FINRA arbitration rules require broker-dealers to supervise transactions and the conduct of their personnel. Failure to supervise most often relates to one or both of the following:
(1) The quality of the broker-dealer’s supervision over the financial advisor(s) responsible for making investment recommendations.
(2) The brokerage firm’s supervision over the specific transactions in an investor’s account(s).
The FINRA rules provide extensive guidance and regulatory framework to help ensure broker-dealers are properly supervised. Preliminarily, firms must create a hierarchy that designates managers with the appropriate supervisory licenses responsible for overseeing the activity of the financial advisors beneath them. Typically, firms create this management hierarchy based on location.
For example, a firm might designate a branch manager responsible for overseeing the activities of 5 brokers in one branch. The firm might then designate a regional manager responsible for overseeing 5 branches in a particular region. And a national manager responsible for supervising 5 regions.
Some of the most important supervisory responsibilities that FINRA imposes are summarized below.
Broker-Dealers must Perform Pre-Hire Due Diligence on the Brokers they Hire
Before hiring a broker, the firm must perform pre-hiring due diligence to ensure that broker does not have any issues from their past that might suggest a propensity for future misconduct. Pre-hire due diligence is an important function of a broker-dealer’s duty to supervise. Broker-dealers have extensive resources that enable them to review a prospective broker’s background. Background information at broker-dealer’s disposal includes (among other things):
- Work history
- Past complaints investors made about thee prospective broker’s conduct
- The circumstances behind past terminations from previous employing broker-dealers
- Criminal history
A failure to perform robust pre-hire due diligence could expose a broker-dealer to liability.
Broker-Dealers must Monitor Transactions in Investor Accounts
Brokerage firms should implement electronic supervisory systems that monitor transactions in investor accounts. These systems should flag anything that falls outside of a specific investor’s investment objective and risk tolerance. That way, the firm can try to ensure that the recommended transaction is suitable for the investor. This should not only apply to individual transactions. But it should also apply as it relates to ensuring proper asset allocation.
Suppose an investor has a conservative risk tolerance.

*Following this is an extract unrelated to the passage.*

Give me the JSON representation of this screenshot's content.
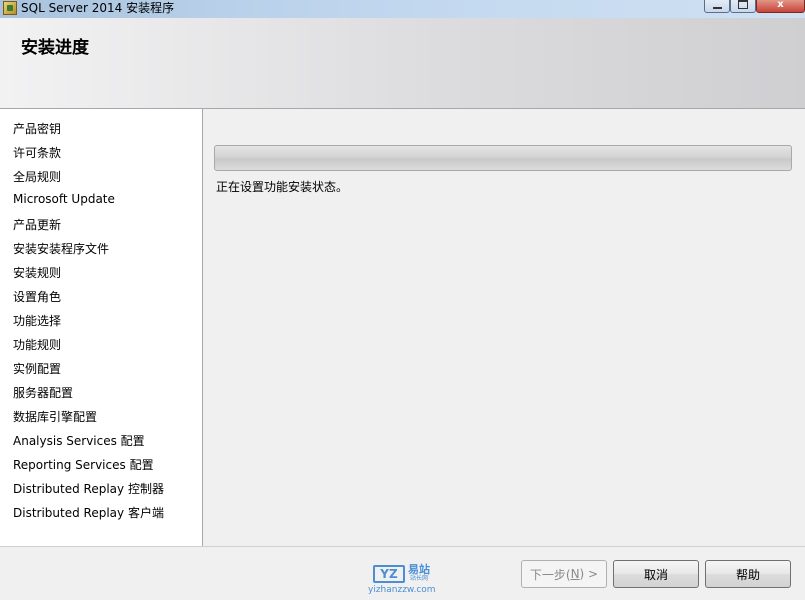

And a broker attempts to place more than 20% of the investor’s assets in speculative stocks. This allocation in speculative stock does not comport with the investor’s risk tolerance. A functioning supervisory system would automatically flag, and potentially halt those transactions until a manager discusses issue with both the broker and the investor.
Suppose an investor has a commission-based account. And the broker collects a commission on every trade he makes in a customer’s account. The broker then places dozens of trades in a week, generating exorbitant commissions. A compliant supervisory system ought to flag that trade volume and potentially halt the transaction until after a supervisor speaks to both the broker and the investor.

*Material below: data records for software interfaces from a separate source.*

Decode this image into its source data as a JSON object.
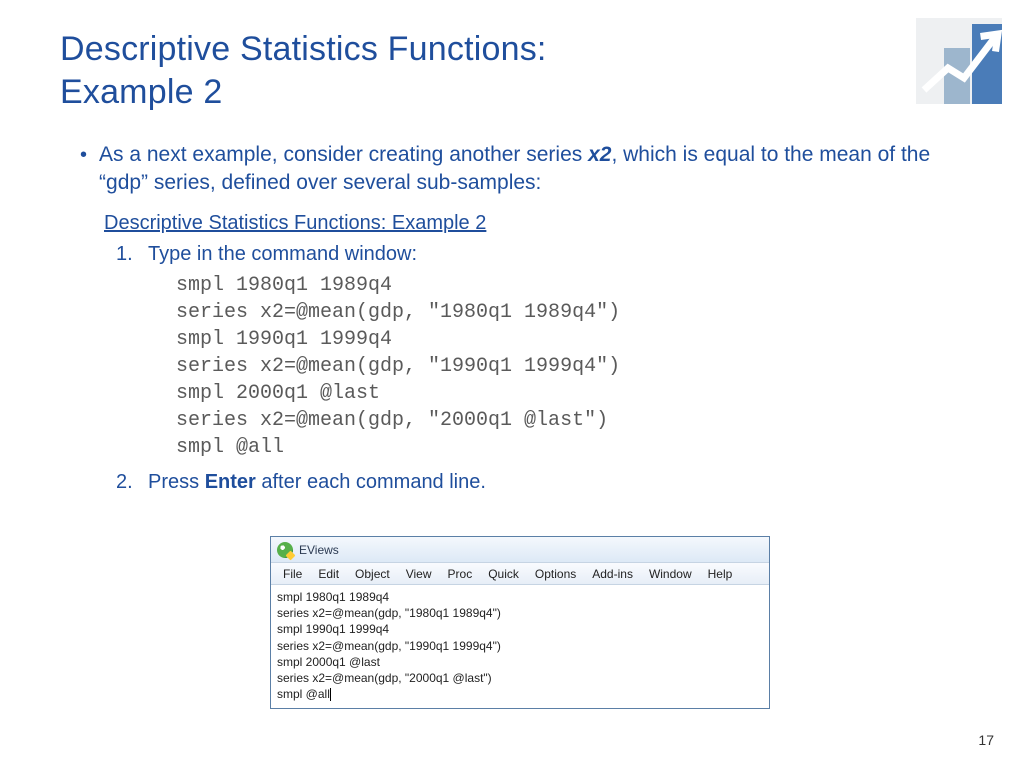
{
  "title_line1": "Descriptive Statistics Functions:",
  "title_line2": "Example 2",
  "bullet": {
    "pre": "As a next example, consider creating another series ",
    "var": "x2",
    "post": ", which is equal to the mean of the “gdp” series, defined over several sub-samples:"
  },
  "sub_heading": "Descriptive Statistics Functions: Example 2",
  "steps": {
    "s1_num": "1.",
    "s1_text": "Type in the command window:",
    "s2_num": "2.",
    "s2_pre": "Press ",
    "s2_key": "Enter",
    "s2_post": " after each command line."
  },
  "code_lines": "smpl 1980q1 1989q4\nseries x2=@mean(gdp, \"1980q1 1989q4\")\nsmpl 1990q1 1999q4\nseries x2=@mean(gdp, \"1990q1 1999q4\")\nsmpl 2000q1 @last\nseries x2=@mean(gdp, \"2000q1 @last\")\nsmpl @all",
  "app": {
    "title": "EViews",
    "menu": [
      "File",
      "Edit",
      "Object",
      "View",
      "Proc",
      "Quick",
      "Options",
      "Add-ins",
      "Window",
      "Help"
    ],
    "content": "smpl 1980q1 1989q4\nseries x2=@mean(gdp, \"1980q1 1989q4\")\nsmpl 1990q1 1999q4\nseries x2=@mean(gdp, \"1990q1 1999q4\")\nsmpl 2000q1 @last\nseries x2=@mean(gdp, \"2000q1 @last\")\nsmpl @all"
  },
  "page_number": "17"
}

Broker-Dealers must Monitor Correspondence
Firms also have an obligation to monitor correspondence as a function of their duty to supervise. Correspondence, including email, letters, and text messages, often provide important representations about the investor’s accounts, investment objective and risk tolerance. To help ensure these representations are accurate, compliant brokerage firms have complex systems that monitor correspondence that automatically flags certain key words that might suggest nefarious representations. Once flagged, a supervisor reviews the flagged correspondence.

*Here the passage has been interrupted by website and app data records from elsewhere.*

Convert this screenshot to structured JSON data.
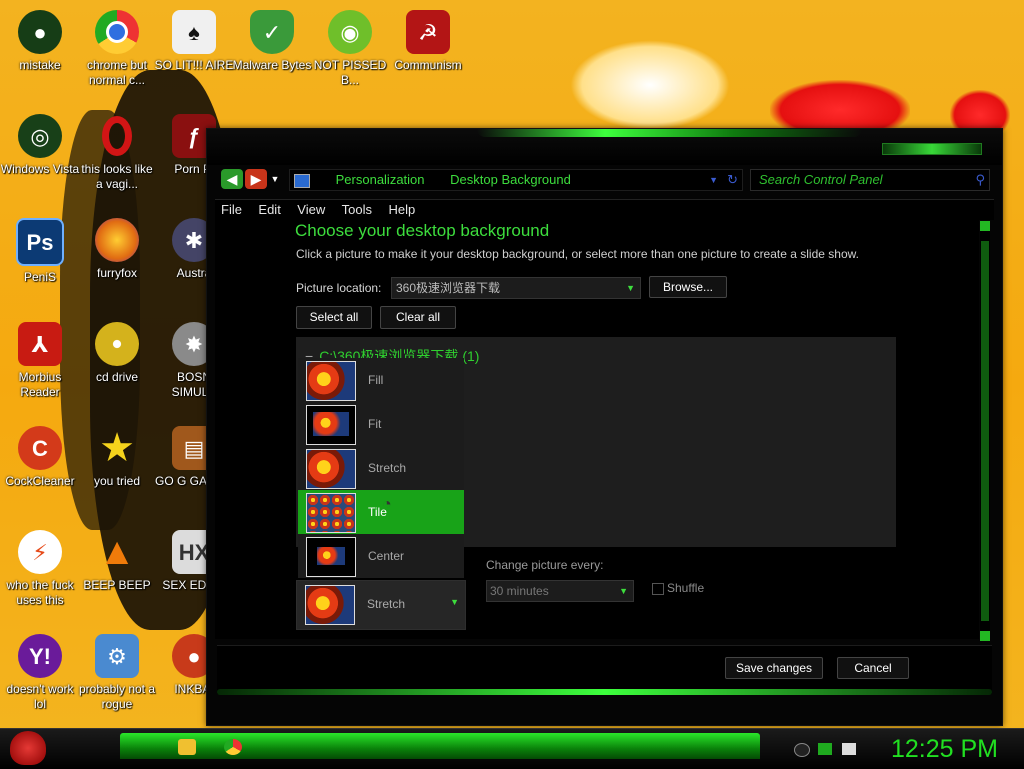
{
  "desktop_icons": [
    {
      "label": "mistake",
      "icon": "green-circle-icon",
      "color": "#163d16"
    },
    {
      "label": "chrome but normal c...",
      "icon": "chrome-icon",
      "color": "#2f6fe0"
    },
    {
      "label": "SO LIT!!! AIRE",
      "icon": "cards-icon",
      "color": "#dcdcdc"
    },
    {
      "label": "Malware Bytes",
      "icon": "shield-icon",
      "color": "#3a9a3a"
    },
    {
      "label": "NOT PISSED B...",
      "icon": "pig-icon",
      "color": "#6fbf2a"
    },
    {
      "label": "Communism",
      "icon": "flag-icon",
      "color": "#b31515"
    },
    {
      "label": "Windows Vista",
      "icon": "green-orb-icon",
      "color": "#184018"
    },
    {
      "label": "this looks like a vagi...",
      "icon": "opera-icon",
      "color": "#d21515"
    },
    {
      "label": "Porn Pl",
      "icon": "flash-icon",
      "color": "#8a1010"
    },
    {
      "label": "PeniS",
      "icon": "photoshop-icon",
      "color": "#0c3a74"
    },
    {
      "label": "furryfox",
      "icon": "firefox-icon",
      "color": "#e06b12"
    },
    {
      "label": "Austra",
      "icon": "spider-icon",
      "color": "#444466"
    },
    {
      "label": "Morbius Reader",
      "icon": "pdf-icon",
      "color": "#c81b12"
    },
    {
      "label": "cd drive",
      "icon": "disc-icon",
      "color": "#d4b21c"
    },
    {
      "label": "BOSN SIMULA",
      "icon": "spiky-ball-icon",
      "color": "#8a8a8a"
    },
    {
      "label": "CockCleaner",
      "icon": "ccleaner-icon",
      "color": "#d33a1a"
    },
    {
      "label": "you tried",
      "icon": "star-icon",
      "color": "#f5d31c"
    },
    {
      "label": "GO G GADGE",
      "icon": "briefcase-icon",
      "color": "#a0581c"
    },
    {
      "label": "who the fuck uses this",
      "icon": "lightning-icon",
      "color": "#e64a19"
    },
    {
      "label": "BEEP BEEP",
      "icon": "vlc-icon",
      "color": "#f07b0a"
    },
    {
      "label": "SEX EDITC",
      "icon": "hex-icon",
      "color": "#dcdcdc"
    },
    {
      "label": "doesn't work lol",
      "icon": "yahoo-icon",
      "color": "#6a1b9a"
    },
    {
      "label": "probably not a rogue",
      "icon": "gears-icon",
      "color": "#4a8ad0"
    },
    {
      "label": "INKBAI",
      "icon": "pin-icon",
      "color": "#c83a1a"
    }
  ],
  "window": {
    "breadcrumb": [
      "Personalization",
      "Desktop Background"
    ],
    "search_placeholder": "Search Control Panel",
    "menu": [
      "File",
      "Edit",
      "View",
      "Tools",
      "Help"
    ],
    "heading": "Choose your desktop background",
    "subheading": "Click a picture to make it your desktop background, or select more than one picture to create a slide show.",
    "picture_location_label": "Picture location:",
    "picture_location_value": "360极速浏览器下载",
    "browse_label": "Browse...",
    "select_all_label": "Select all",
    "clear_all_label": "Clear all",
    "folder_label": "C:\\360极速浏览器下载 (1)",
    "change_picture_label": "Change picture every:",
    "change_picture_value": "30 minutes",
    "shuffle_label": "Shuffle",
    "save_label": "Save changes",
    "cancel_label": "Cancel",
    "accent_color": "#3ddd3d"
  },
  "position_menu": {
    "items": [
      "Fill",
      "Fit",
      "Stretch",
      "Tile",
      "Center"
    ],
    "selected": "Tile",
    "current_value": "Stretch"
  },
  "taskbar": {
    "clock": "12:25 PM"
  }
}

Suppose a broker states to an investor in an email that a notoriously risky investment is actually a conservative/safe investment. A compliant supervisory system would flag that email sent over the broker-dealer’s server to review and potentially prevent the customer from purchasing something with false information. Failure to identify such an email could constitute a breach of the firm’s supervisory duties.
Broker-Dealers must Inspect and Audit their Brokers
FINRA rules require broker-dealers to regularly inspect all the securities businesses. The firm must design these inspections so that they detect and prevent potential securities violations. In practice, broker-dealers should (at least annually) audit and inspect the business practices of their brokers.
Suppose a financial advisor convinces and investor to sign account forms while they are blank. After the forms are signed, the financial advisor fills in information sufficient to purchase an investment for the customer that generates a substantial fee. Meanwhile, the investor does not know about the transaction because he signed the form while blank. The financial advisor keeps these blank, but signed forms in a folder on his desk.
The broker-dealer then conducts an inspection of the financial advisor’s branch but does not bother inspecting the financial advisor’s desk sufficient to locate these blank, signed forms. Later, the investments lose value.
In this example, the broker-dealer might be found liable in a FINRA arbitration for failing to supervise because it did not perform an adequate inspection.
*The Law Offices of Patrick R. Mahoney is a full service law firm with extensive experience litigating cases involving a host of securities-related issues. This page is for information purposes only and does not constitute legal or investment advice; nor is it a comprehensive explanation of all supervisory issues. If you believe you have a claim, you should speak to competent counsel to better understand your options. Or, contact us.*